Shabbat – Pesach 5778
“The Song at the Sea” and the power of communal singing”
The Torah reading for the seventh day of Passover (Exodus 13:17-15:26), which we are going to read this Friday morning, consists of the description of the miracle of the splitting of the Red Sea, the crossing of the Red Sea by the Jews, and the song “Shirat Hayam,” “The Song at the Sea,” which they sang, rejoicing at the miracle of having been saved.
Why do we read this portion of the Torah on the Seventh day of Pesach? Because, according to our tradition, the miracle of the splitting of the Red Sea happened on the seventh day, after the children of Israel left Egypt.
After the splitting of the sea, all fear of danger ended, and they experienced true freedom. For this reason, they celebrated with singing and dancing. It was a true expression of thanksgiving and praise, produced from their own hearts through their movement and voices. After suffering so much fear and uncertainty, they were saved. The song “Shirat Hayam,” “The Song at the Sea” was a true hymn to life and happiness.
That moment must have been a sacred, powerful, and unique occasion, where all the children of Israel were singing and dancing with joy. After years of slavery, suffering, and tiredness—that moment should have been a genuine relief for them.

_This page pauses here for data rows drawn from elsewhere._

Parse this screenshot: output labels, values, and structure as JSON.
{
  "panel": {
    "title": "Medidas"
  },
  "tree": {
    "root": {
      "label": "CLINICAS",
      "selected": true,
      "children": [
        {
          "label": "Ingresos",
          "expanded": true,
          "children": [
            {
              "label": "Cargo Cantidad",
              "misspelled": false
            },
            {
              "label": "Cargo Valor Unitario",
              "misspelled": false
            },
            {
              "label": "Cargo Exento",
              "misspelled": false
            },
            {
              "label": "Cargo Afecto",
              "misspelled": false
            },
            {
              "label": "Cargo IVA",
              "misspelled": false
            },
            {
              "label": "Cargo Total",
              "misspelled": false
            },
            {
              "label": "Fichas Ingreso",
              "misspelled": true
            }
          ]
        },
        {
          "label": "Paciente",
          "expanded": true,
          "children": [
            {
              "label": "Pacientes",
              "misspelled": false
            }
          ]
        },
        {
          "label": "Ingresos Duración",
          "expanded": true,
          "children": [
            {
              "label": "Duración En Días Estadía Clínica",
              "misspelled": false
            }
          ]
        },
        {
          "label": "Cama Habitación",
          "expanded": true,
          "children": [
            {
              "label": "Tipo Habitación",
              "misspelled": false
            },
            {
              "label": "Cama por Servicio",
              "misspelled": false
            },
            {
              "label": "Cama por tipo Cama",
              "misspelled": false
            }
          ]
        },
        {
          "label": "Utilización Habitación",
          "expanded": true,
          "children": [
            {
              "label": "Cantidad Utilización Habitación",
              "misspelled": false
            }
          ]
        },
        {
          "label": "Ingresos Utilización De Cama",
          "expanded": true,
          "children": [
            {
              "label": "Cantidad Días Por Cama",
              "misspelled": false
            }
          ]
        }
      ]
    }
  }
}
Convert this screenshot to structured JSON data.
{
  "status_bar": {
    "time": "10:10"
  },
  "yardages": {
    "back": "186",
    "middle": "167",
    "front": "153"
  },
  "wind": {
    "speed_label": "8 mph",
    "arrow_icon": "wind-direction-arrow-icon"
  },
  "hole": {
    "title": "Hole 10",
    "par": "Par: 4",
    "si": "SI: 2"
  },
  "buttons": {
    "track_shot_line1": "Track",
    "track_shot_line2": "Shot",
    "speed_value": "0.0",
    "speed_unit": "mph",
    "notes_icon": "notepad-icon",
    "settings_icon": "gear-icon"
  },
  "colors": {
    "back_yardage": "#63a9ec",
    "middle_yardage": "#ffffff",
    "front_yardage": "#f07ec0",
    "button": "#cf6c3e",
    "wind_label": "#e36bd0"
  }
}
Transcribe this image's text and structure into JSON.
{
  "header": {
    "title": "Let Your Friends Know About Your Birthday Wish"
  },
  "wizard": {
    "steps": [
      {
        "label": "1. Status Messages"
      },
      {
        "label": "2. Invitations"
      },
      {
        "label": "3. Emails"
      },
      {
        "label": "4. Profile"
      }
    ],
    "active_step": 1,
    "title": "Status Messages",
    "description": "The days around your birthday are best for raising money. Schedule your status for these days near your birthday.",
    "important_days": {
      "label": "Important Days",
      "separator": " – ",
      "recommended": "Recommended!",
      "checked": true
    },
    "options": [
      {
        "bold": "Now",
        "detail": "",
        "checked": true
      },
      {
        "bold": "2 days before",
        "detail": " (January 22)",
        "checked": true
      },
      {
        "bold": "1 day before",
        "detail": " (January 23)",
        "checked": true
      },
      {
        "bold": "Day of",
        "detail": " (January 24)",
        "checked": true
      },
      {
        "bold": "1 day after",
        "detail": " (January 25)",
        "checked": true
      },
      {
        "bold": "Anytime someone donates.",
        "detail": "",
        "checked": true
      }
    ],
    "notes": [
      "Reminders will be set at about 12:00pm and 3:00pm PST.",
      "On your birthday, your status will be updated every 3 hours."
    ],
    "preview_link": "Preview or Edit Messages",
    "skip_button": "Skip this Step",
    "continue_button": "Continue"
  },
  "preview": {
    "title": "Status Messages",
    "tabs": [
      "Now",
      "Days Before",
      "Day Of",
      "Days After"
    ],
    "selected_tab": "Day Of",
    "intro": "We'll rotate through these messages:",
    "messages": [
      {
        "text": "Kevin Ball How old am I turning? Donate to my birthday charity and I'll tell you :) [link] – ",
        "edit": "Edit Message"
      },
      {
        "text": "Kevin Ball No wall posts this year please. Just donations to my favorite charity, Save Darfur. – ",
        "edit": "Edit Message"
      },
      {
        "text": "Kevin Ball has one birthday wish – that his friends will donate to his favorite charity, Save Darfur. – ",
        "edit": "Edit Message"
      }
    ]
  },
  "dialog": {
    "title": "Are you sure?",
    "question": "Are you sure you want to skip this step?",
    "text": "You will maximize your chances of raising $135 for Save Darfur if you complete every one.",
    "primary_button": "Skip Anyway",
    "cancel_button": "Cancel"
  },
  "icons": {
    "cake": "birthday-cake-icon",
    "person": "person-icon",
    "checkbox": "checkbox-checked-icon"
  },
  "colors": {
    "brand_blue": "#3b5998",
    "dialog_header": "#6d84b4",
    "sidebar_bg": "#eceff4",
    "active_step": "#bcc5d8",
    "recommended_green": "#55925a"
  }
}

Usually the sages highlight the giving of the Torah at Mount Sinai as the most important event of Jewish history, where all the children of Israel received the Torah from God and became a people with rules and values to follow as a group. However, I believe that the singing of the “The Song at the Sea” is a comparable event. That singing and dancing at the shore of the sea was their first act of freedom and the first step that helped them to become a people. All the sounds of their voices intertwined in one song would have united them and empowered them as a group.
We may say that it was a spontaneous act, coming from their hearts. It was their first initiative as a people without God’s intervention. It must have been a pure, noble, moving, and spiritual event. They thanked God. Then God, maybe because of their attitude, gave the Children of Israel the Torah as a gift and as a covenant of love. The children of Israel directed their prayers to God and God gave them the Torah. Therefore, we may affirm that the singing of “The Song at the Sea” and the giving of the Torah at Mount Sinai were two important and indivisible acts, which formed the people of Israel as a group.
Despite their hurry, worry, and anxiety, they stopped to sing together. We should follow their example and stop from our daily worries and rush and sing together. This Sunday, April 8, at 2:00 p.m., our good friend, Rabbi Geoffrey Goldberg, will be offering a talk at Temple Beth El on “The Development of Congregational Singing in the American Conservative Synagogue,” such an appropriate topic for this week! I hope you will attend.
Jonathan L. Friedmann, who is a Professor of Jewish music history, states in his book, Music in the Hebrew Bible: Understanding References in the Torah, Nevi’im and Ketuvim (2013):
“Music – especially singing – helps strengthen bonds between congregants and stimulate a palpable collective energy.”
Singing helped our people on the shore of the sea to strengthen bonds among them and stimulate a palpable collective energy. Singing together, as a congregation, may also help us to strengthen bonds between congregants and stimulate a palpable collective energy. Every time we sing in our prayers we should remember the spirit of our ancestors and try to include it in our singing.
Friedmann also affirms in his book: “Congregants often leave services feeling uplifted, largely because they have engaged in a good amount of singing. The deep breathing they experience reinvigorates their entire being. This gives added meaning to the biblical concept of ‘nishmat Chayim’, the breath of life.”
While we read the Reading of the Torah for the Seventh day of Passover, may we reflect and try to follow the lesson of our ancestors and include power, energy, and joy in our communal prayers. May we be able to leave our services feeling uplifted because we have engaged, all together, in singing throughout our services.
Chag Pesach Sameach!